  4.  
    BALFOUR BEATTY 07:18:

    Balfour Balfour said it rejected Carillion's latest offer because it failed to address "two key concerns". It said there were "considerable risks" associated with the proposed business plan. It also objected to Carillion's intention to halt the planned sale of Balfour's Parsons Brinckerhoff business in the US, "at a point when it is reaching a successful conclusion".

     
  5.  
    BALFOUR BEATTY 07:08:
    Balfour Beatty worker

    Balfour Beatty has rejected the latest takeover bid from rival Carillion. The offer was sweetened on Tuesday for the third time, valuing Balfour at more than £2bn. But Balfour said the proposal was "not in the best interests" of its shareholders.

     
  6.  
    BHP BILLITON 06:57: BBC Radio 4
    BHP Billiton logo

    On Tuesday, mining giant BHP Billiton announced plans to spin-off billions of dollars worth of assets into a new company. Elaine Coverley, head of equity research at Brewin Dolphin, told the Today programme that it's a sign that shareholders in the sector are demanding more discipline from management and seeking better dividends.

     
  7.  
    STANDARD CHARTERED 06:44: Radio 5 live
    Standard Chartered

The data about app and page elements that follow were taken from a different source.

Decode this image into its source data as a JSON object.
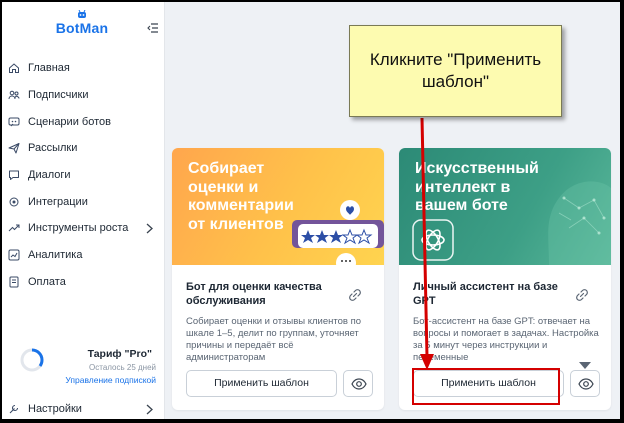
{
  "app": {
    "logo": "BotMan"
  },
  "sidebar": {
    "items": [
      {
        "label": "Главная",
        "icon": "home-icon"
      },
      {
        "label": "Подписчики",
        "icon": "users-icon"
      },
      {
        "label": "Сценарии ботов",
        "icon": "scenario-icon"
      },
      {
        "label": "Рассылки",
        "icon": "send-icon"
      },
      {
        "label": "Диалоги",
        "icon": "chat-icon"
      },
      {
        "label": "Интеграции",
        "icon": "integrations-icon"
      },
      {
        "label": "Инструменты роста",
        "icon": "growth-icon",
        "has_submenu": true
      },
      {
        "label": "Аналитика",
        "icon": "analytics-icon"
      },
      {
        "label": "Оплата",
        "icon": "payment-icon"
      }
    ],
    "plan": {
      "name": "Тариф \"Pro\"",
      "days_left": "Осталось 25 дней",
      "manage_label": "Управление подпиской",
      "ring_progress": 0.35
    },
    "settings": {
      "label": "Настройки",
      "icon": "settings-icon"
    }
  },
  "cards": [
    {
      "banner_text": [
        "Собирает",
        "оценки и",
        "комментарии",
        "от клиентов"
      ],
      "title": "Бот для оценки качества обслуживания",
      "description": "Собирает оценки и отзывы клиентов по шкале 1–5, делит по группам, уточняет причины и передаёт всё администраторам",
      "apply_label": "Применить шаблон",
      "banner_color": "#ffb347"
    },
    {
      "banner_text": [
        "Искусственный",
        "интеллект в",
        "вашем боте"
      ],
      "title": "Личный ассистент на базе GPT",
      "description": "Бот-ассистент на базе GPT: отвечает на вопросы и помогает в задачах. Настройка за 5 минут через инструкции и переменные",
      "apply_label": "Применить шаблон",
      "banner_color": "#3a9a82"
    }
  ],
  "callout": {
    "text": "Кликните \"Применить шаблон\""
  },
  "colors": {
    "accent": "#1a73e8",
    "highlight": "#d40000",
    "callout_bg": "#fdfbb0"
  }
}
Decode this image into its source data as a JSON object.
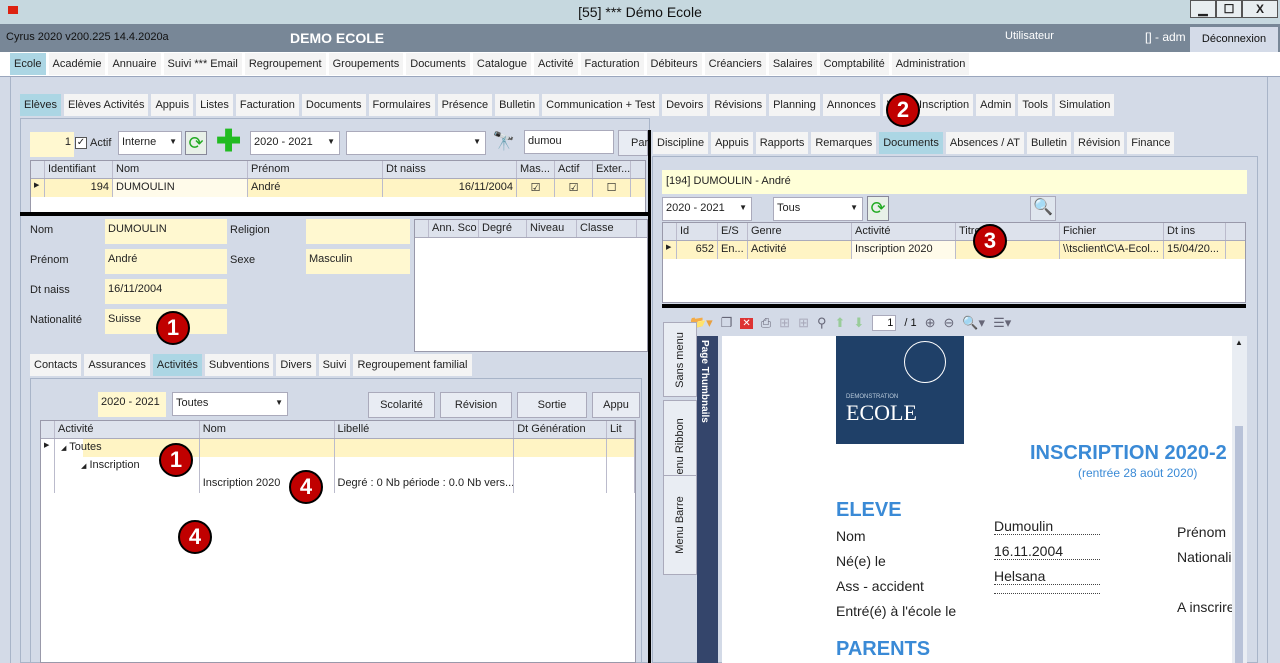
{
  "window": {
    "title": "[55] *** Démo Ecole",
    "minimize": "▁",
    "maximize": "☐",
    "close": "X"
  },
  "header": {
    "version": "Cyrus 2020 v200.225 14.4.2020a",
    "school": "DEMO ECOLE",
    "user_label": "Utilisateur",
    "user": "[] - adm",
    "logout": "Déconnexion"
  },
  "main_menu": {
    "items": [
      "Ecole",
      "Académie",
      "Annuaire",
      "Suivi *** Email",
      "Regroupement",
      "Groupements",
      "Documents",
      "Catalogue",
      "Activité",
      "Facturation",
      "Débiteurs",
      "Créanciers",
      "Salaires",
      "Comptabilité",
      "Administration"
    ],
    "selected": 0
  },
  "sub_menu": {
    "items": [
      "Elèves",
      "Elèves Activités",
      "Appuis",
      "Listes",
      "Facturation",
      "Documents",
      "Formulaires",
      "Présence",
      "Bulletin",
      "Communication + Test",
      "Devoirs",
      "Révisions",
      "Planning",
      "Annonces",
      "Web - Inscription",
      "Admin",
      "Tools",
      "Simulation"
    ],
    "selected": 0
  },
  "search": {
    "count": "1",
    "actif_label": "Actif",
    "actif_checked": true,
    "type": "Interne",
    "year": "2020 - 2021",
    "filter": "",
    "query": "dumou",
    "par": "Par"
  },
  "students_grid": {
    "columns": [
      "Identifiant",
      "Nom",
      "Prénom",
      "Dt naiss",
      "Mas...",
      "Actif",
      "Exter..."
    ],
    "rows": [
      {
        "id": "194",
        "nom": "DUMOULIN",
        "prenom": "André",
        "dt": "16/11/2004",
        "mas": true,
        "actif": true,
        "ext": false
      }
    ]
  },
  "student": {
    "nom_label": "Nom",
    "nom": "DUMOULIN",
    "prenom_label": "Prénom",
    "prenom": "André",
    "dt_label": "Dt naiss",
    "dt": "16/11/2004",
    "nat_label": "Nationalité",
    "nat": "Suisse",
    "religion_label": "Religion",
    "religion": "",
    "sexe_label": "Sexe",
    "sexe": "Masculin"
  },
  "classes_grid": {
    "columns": [
      "Ann. Sco",
      "Degré",
      "Niveau",
      "Classe"
    ]
  },
  "detail_tabs": {
    "items": [
      "Contacts",
      "Assurances",
      "Activités",
      "Subventions",
      "Divers",
      "Suivi",
      "Regroupement familial"
    ],
    "selected": 2
  },
  "activities": {
    "year": "2020 - 2021",
    "filter": "Toutes",
    "buttons": [
      "Scolarité",
      "Révision",
      "Sortie",
      "Appu"
    ],
    "columns": [
      "Activité",
      "Nom",
      "Libellé",
      "Dt Génération",
      "Lit"
    ],
    "tree": [
      {
        "label": "Toutes",
        "level": 0
      },
      {
        "label": "Inscription",
        "level": 1
      },
      {
        "label": "",
        "level": 2,
        "nom": "Inscription 2020",
        "libelle": "Degré : 0 Nb période : 0.0 Nb vers..."
      }
    ]
  },
  "right_tabs": {
    "items": [
      "Discipline",
      "Appuis",
      "Rapports",
      "Remarques",
      "Documents",
      "Absences / AT",
      "Bulletin",
      "Révision",
      "Finance"
    ],
    "selected": 4
  },
  "documents": {
    "student": "[194] DUMOULIN - André",
    "year": "2020 - 2021",
    "filter": "Tous",
    "columns": [
      "Id",
      "E/S",
      "Genre",
      "Activité",
      "Titre",
      "Fichier",
      "Dt ins"
    ],
    "rows": [
      {
        "id": "652",
        "es": "En...",
        "genre": "Activité",
        "activite": "Inscription 2020",
        "titre": "",
        "fichier": "\\\\tsclient\\C\\A-Ecol...",
        "dt": "15/04/20..."
      }
    ]
  },
  "viewer": {
    "page": "1",
    "total": "/ 1",
    "side_tabs": [
      "Sans menu",
      "Menu Ribbon",
      "Menu Barre"
    ],
    "thumbnails": "Page Thumbnails"
  },
  "pdf": {
    "logo_small": "DEMONSTRATION",
    "logo_big": "ECOLE",
    "title": "INSCRIPTION 2020-2",
    "subtitle": "(rentrée 28 août 2020)",
    "section1": "ELEVE",
    "rows": [
      {
        "label": "Nom",
        "value": "Dumoulin",
        "right": "Prénom"
      },
      {
        "label": "Né(e) le",
        "value": "16.11.2004",
        "right": "Nationali"
      },
      {
        "label": "Ass - accident",
        "value": "Helsana",
        "right": ""
      },
      {
        "label": "Entré(é) à l'école le",
        "value": "",
        "right": "A inscrire"
      }
    ],
    "section2": "PARENTS"
  },
  "annotations": [
    "1",
    "2",
    "3",
    "1",
    "4",
    "4"
  ],
  "colors": {
    "accent_tab": "#acd6e4",
    "field": "#fff8d0",
    "header": "#788797",
    "annotation": "#c00000",
    "pdf_blue": "#3a8ad6"
  }
}
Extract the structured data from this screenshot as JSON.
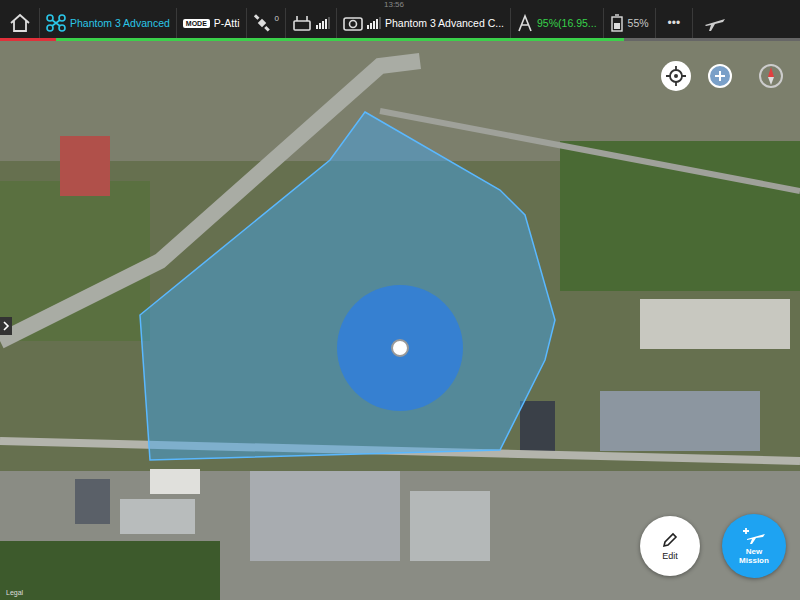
{
  "status_bar": {
    "time": "13:56"
  },
  "top_bar": {
    "aircraft": "Phantom 3 Advanced",
    "mode_badge": "MODE",
    "mode": "P-Atti",
    "satellites": "0",
    "camera": "Phantom 3 Advanced C...",
    "aircraft_battery": "95%(16.95...",
    "remote_battery": "55%",
    "more": "•••",
    "remote_signal": {
      "level": 0.8
    },
    "video_signal": {
      "level": 0.8
    }
  },
  "battery_gauge": {
    "level": 0.78,
    "warning_level": 0.07
  },
  "map": {
    "attribution": "Legal"
  },
  "buttons": [
    {
      "label": "Edit"
    },
    {
      "label": "New Mission"
    }
  ]
}
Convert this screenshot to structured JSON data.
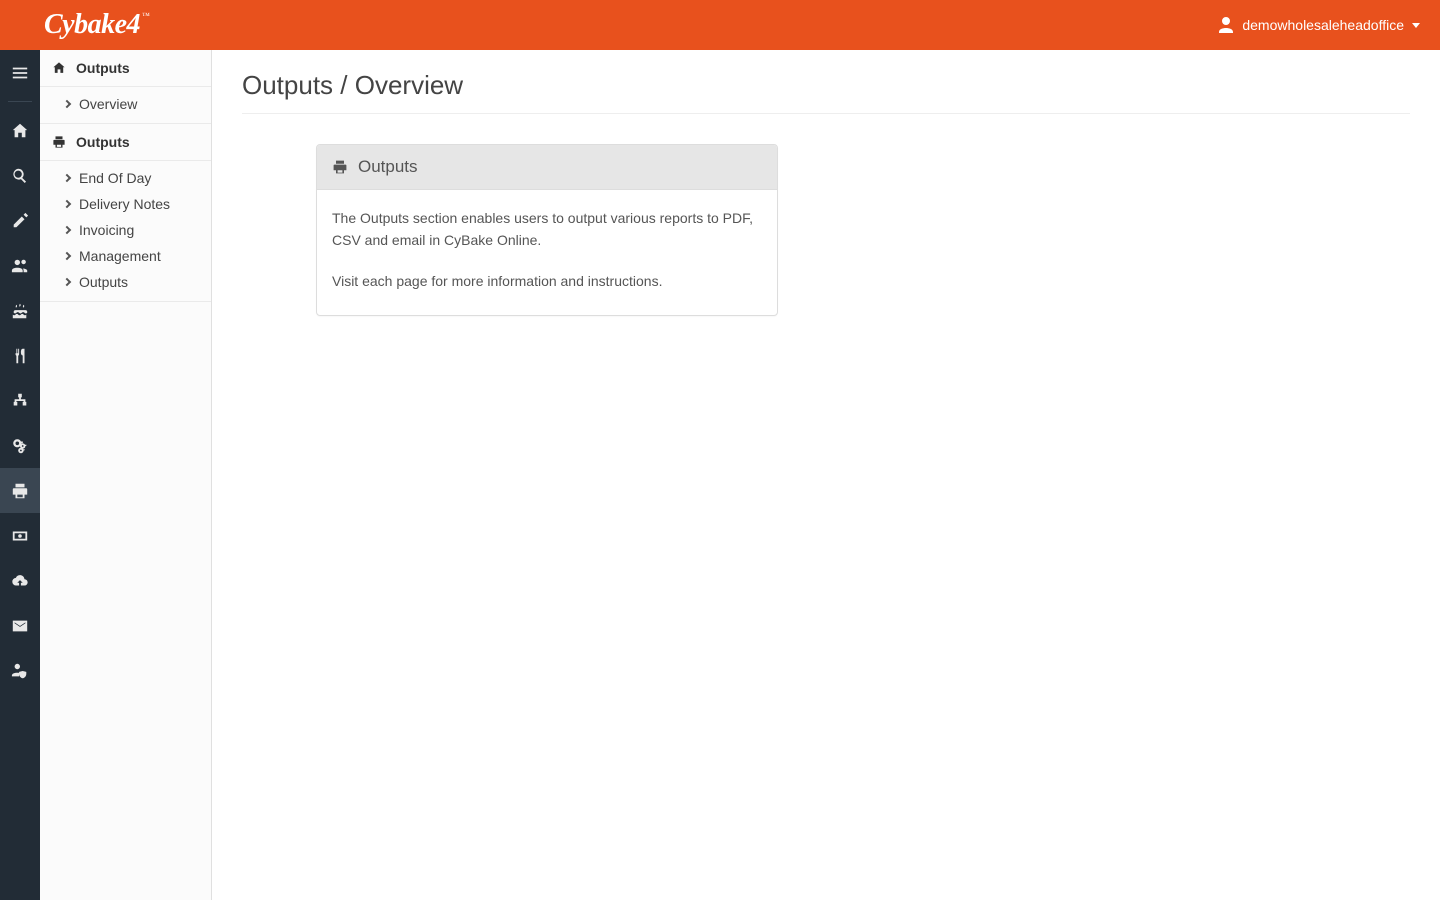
{
  "brand": "Cybake4",
  "header": {
    "username": "demowholesaleheadoffice"
  },
  "rail": [
    {
      "id": "menu",
      "icon": "bars-icon"
    },
    {
      "id": "home",
      "icon": "home-icon"
    },
    {
      "id": "search",
      "icon": "search-icon"
    },
    {
      "id": "edit",
      "icon": "edit-icon"
    },
    {
      "id": "users",
      "icon": "users-icon"
    },
    {
      "id": "cake",
      "icon": "cake-icon"
    },
    {
      "id": "food",
      "icon": "utensils-icon"
    },
    {
      "id": "org",
      "icon": "sitemap-icon"
    },
    {
      "id": "cogs",
      "icon": "cogs-icon"
    },
    {
      "id": "print",
      "icon": "print-icon",
      "active": true
    },
    {
      "id": "money",
      "icon": "money-icon"
    },
    {
      "id": "cloud",
      "icon": "cloud-download-icon"
    },
    {
      "id": "mail",
      "icon": "envelope-icon"
    },
    {
      "id": "admin",
      "icon": "user-shield-icon"
    }
  ],
  "sidebar": {
    "section1": {
      "title": "Outputs",
      "items": [
        {
          "label": "Overview"
        }
      ]
    },
    "section2": {
      "title": "Outputs",
      "items": [
        {
          "label": "End Of Day"
        },
        {
          "label": "Delivery Notes"
        },
        {
          "label": "Invoicing"
        },
        {
          "label": "Management"
        },
        {
          "label": "Outputs"
        }
      ]
    }
  },
  "main": {
    "page_title": "Outputs / Overview",
    "panel": {
      "heading": "Outputs",
      "para1": "The Outputs section enables users to output various reports to PDF, CSV and email in CyBake Online.",
      "para2": "Visit each page for more information and instructions."
    }
  }
}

    Elaine Coverley, head of equity research at Brewin Dolphin is on Wake Up to Money, this time talking about Standard Chartered. Standard Chartered has agreed to pay $300m (£180m) to New York's top banking regulator for failing to improve its money laundering controls. "It's a blow," she says. "In the past the management were very well respected."

     
  8.  
    JAPAN EXPORTS 06:31:
    Tokyo port

    Japan's exports grew in July for the first time in three months, figures have shown. Exports were up 3.9% from a year ago thanks to higher shipments of cars and electric machinery. However, imports rose by 2.3%, largely due to purchases of oil and gas. This meant the trade deficit came in at a larger-than-expected 964.0bn yen ($9.4bn; £5.6bn) for the month.

     
  9.  
    BALFOUR MERGER 06:16: Radio 5 live

    Elaine Coverley, head of equity research at Brewin Dolphin is on Wake Up to Money. Carillion is back with improved terms to buy Balfour Beatty. "It is getting more hostile," she says. Balfour Beatty shareholders "need to petition the board to look at this offer much more closely", she says.

     
  10.  
    INTEREST RATES 06:10: Radio 5 live
    Bank of England

    A rise in interest rates is "long overdue", economist Peter Warburton tells Wake Up to Money. The minutes from August's meeting of the Bank of England's Monetary Policy Committee are out later and could show some members favoured a rate rise. Mr Warburton thinks several economic indicators suggest rates should already have gone up.

     
  11.  
    PALLADIUM PRICES 06:02: Radio 5 live

    Jim Slade, a director of European Exhaust & Catalyst, is on Wake Up to Money talking about palladium, which is used in catalytic converters. The price of palladium has risen by 25% this year. "There's a lot of debate about Russia and whether they have a huge stockpile or whether it's depleted," he says.

     
  12.  
    06:00: Nick Edser, Business reporter

    Good morning. You can email us at bizlivepage@bbc.co.uk and tweet us at @bbcbusiness.

     
  13.  
    06:00: Howard Mustoe Business reporter

    Hello. Today we can look forward to minutes from the Bank of England's Monetary Policy Committee, plus company results and analysis. Stay tuned.

     

Features

  • OrangemanPunctured pride?

    How would N Ireland's Orangemen feel if Scotland left the union?


  • Sheep on Achill IslandMass exodus

    Why hundreds of thousands of people have left Ireland


  • MarchionessThames tragedy

    Survivors and victims' families remember Marchioness disaster


  • A teenaged mother in the Zaatari campUntold misery

    The plight of Syria's refugee child brides


BBC © 2014 The BBC is not responsible for the content of external sites. Read more.

This page is best viewed in an up-to-date web browser with style sheets (CSS) enabled. While you will be able to view the content of this page in your current browser, you will not be able to get the full visual experience. Please consider upgrading your browser software or enabling style sheets (CSS) if you are able to do so.